Students, seniors to feature climate change films at festival

(Submitted photo) Bryan Clarke, a student at Sir James Dunn Academy, prepares a drone with the help of filmmaker Jeff Lively during the Sunbury Shores senior-youth video project on climate change. The centre hired three filmmakers to work with teams of seniors and youth to create documentaries, which they will feature at the 2023 Fundy Film Festival at the W.C. O’Neill Arena Theatre on Saturday.

SAINT ANDREWS – Three two-minute films surrounding global warming will be featured on the big screen this weekend.

Sunbury Shores is bringing the 2023 Fundy Film Festival to the W.C. O’Neill Arena Theatre on Sept. 16 at 2 p.m. Admission is free. It will showcase the centre’s Art of Stewardship senior-youth video project that brought nine seniors and nine youth together to work in three teams on the topic of climate change.

Caroline Walker, the centre’s artistic director, said the outcoming films are “fantastic.”

“They really define what documentaries are,” said Walker. “Each team got to choose their subject matter, and then they all interviewed people in the community about how climate change impacts them.”

Through a grant from the New Horizons for Seniors Program, the centre was able to hire three filmmakers to help with the project. One was local to Charlotte County, while the other two were from the Saint John area.

The teams, said Walker, were a mix of seniors and youth. Ages ranged from middle school to late 70s or early 80s. Students were from Sir James Dunn Academy and St. Stephen Middle School.

“The teams chose who would be the director and the script writer … and all the different roles you need in creating a film. They were then expected to move each area of expertise along,” said Walker, adding it seemed a bit natural in that youth were interested in the technical side.

“The middle school students made the best editors and the adults made the best writers. It’s just the way it worked out.”

During the film festival, Walker said they’ll introduce the three teams following the showing of the three films. There will be time for questions and answers as well.

“The films are all about global warming. One team interviewed an artist. One team interviewed a scientist. And one went out in the community for an organization that’s very activist in addressing climate change,” said the artistic director. “It’s quite interesting what’s going on in Charlotte County regarding climate change.

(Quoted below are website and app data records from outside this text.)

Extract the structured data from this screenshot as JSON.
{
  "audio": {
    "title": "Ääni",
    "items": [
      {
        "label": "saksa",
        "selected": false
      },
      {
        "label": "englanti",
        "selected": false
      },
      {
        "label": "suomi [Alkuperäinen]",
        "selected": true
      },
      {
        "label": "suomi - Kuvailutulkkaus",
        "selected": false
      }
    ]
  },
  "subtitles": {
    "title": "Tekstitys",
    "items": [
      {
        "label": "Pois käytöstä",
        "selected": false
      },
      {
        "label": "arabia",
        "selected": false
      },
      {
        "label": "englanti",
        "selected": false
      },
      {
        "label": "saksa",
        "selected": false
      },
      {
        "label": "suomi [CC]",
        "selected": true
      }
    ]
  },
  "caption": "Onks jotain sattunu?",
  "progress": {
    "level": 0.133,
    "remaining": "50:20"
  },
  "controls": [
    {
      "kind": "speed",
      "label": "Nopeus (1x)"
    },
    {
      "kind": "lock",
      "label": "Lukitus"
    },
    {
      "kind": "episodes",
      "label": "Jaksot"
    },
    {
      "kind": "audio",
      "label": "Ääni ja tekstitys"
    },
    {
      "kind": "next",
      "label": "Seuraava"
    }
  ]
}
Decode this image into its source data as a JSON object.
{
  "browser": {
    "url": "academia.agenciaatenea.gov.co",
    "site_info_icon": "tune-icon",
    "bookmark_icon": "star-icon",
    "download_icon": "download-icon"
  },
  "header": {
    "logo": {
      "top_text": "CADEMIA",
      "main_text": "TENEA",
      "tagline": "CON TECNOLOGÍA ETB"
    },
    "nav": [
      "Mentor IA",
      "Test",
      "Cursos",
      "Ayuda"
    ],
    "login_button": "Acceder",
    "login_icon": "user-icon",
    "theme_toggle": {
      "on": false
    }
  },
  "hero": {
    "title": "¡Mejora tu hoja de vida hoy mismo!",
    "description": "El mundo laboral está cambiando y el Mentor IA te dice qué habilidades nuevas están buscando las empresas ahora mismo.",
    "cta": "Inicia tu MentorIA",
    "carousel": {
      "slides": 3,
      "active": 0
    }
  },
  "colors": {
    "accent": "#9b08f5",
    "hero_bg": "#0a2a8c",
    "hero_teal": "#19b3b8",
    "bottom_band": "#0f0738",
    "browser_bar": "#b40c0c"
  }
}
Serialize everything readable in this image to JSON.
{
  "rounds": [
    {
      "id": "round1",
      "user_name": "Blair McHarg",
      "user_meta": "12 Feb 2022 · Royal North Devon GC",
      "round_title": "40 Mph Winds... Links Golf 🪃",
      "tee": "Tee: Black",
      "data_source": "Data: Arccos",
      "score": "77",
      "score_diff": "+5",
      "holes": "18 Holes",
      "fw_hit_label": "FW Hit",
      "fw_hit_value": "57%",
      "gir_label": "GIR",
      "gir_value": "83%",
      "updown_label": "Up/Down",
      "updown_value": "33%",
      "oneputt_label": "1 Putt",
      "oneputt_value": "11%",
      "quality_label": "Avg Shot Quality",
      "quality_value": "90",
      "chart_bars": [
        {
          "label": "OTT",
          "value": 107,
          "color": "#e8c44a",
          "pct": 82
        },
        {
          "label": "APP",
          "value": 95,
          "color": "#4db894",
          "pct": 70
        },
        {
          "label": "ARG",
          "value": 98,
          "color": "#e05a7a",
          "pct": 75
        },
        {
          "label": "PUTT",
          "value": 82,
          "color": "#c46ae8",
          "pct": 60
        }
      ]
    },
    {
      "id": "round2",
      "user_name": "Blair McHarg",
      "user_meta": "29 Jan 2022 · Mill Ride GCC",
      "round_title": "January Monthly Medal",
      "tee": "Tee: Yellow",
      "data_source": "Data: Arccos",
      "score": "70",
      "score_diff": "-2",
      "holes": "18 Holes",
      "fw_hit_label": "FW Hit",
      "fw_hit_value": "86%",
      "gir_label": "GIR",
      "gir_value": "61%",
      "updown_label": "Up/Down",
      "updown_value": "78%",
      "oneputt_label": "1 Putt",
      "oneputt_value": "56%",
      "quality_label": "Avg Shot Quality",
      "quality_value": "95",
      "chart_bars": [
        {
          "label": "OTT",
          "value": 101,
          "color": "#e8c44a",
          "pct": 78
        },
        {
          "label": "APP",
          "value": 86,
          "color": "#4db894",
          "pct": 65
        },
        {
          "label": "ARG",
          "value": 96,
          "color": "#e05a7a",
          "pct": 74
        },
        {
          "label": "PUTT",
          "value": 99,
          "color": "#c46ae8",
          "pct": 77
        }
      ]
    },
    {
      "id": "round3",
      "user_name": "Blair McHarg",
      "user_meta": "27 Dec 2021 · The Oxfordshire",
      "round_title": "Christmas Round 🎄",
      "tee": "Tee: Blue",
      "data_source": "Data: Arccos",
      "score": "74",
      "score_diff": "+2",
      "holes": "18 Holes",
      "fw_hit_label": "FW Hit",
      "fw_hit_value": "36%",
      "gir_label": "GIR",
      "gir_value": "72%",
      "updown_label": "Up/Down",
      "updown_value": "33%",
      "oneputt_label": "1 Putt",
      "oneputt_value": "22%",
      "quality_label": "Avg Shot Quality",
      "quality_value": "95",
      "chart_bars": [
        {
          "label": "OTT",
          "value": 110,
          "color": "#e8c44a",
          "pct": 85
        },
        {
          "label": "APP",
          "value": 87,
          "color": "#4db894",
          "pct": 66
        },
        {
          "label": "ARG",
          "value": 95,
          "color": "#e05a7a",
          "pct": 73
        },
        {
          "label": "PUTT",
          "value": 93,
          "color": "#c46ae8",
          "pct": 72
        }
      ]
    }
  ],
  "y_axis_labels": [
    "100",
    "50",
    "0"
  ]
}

I think this will be a real eye-opener for people.”

When they were looking at the program, Walker said they knew they wanted to have a public presentation as a way to celebrate the end of it. They decided on the film festival.

She said it was interesting to see how the teams worked together and all voices were heard.

Because of the success, Walker said it’s something they’ll look at hosting again while using cellphones, and it has potential of being included in an AV lab the centre is looking at building.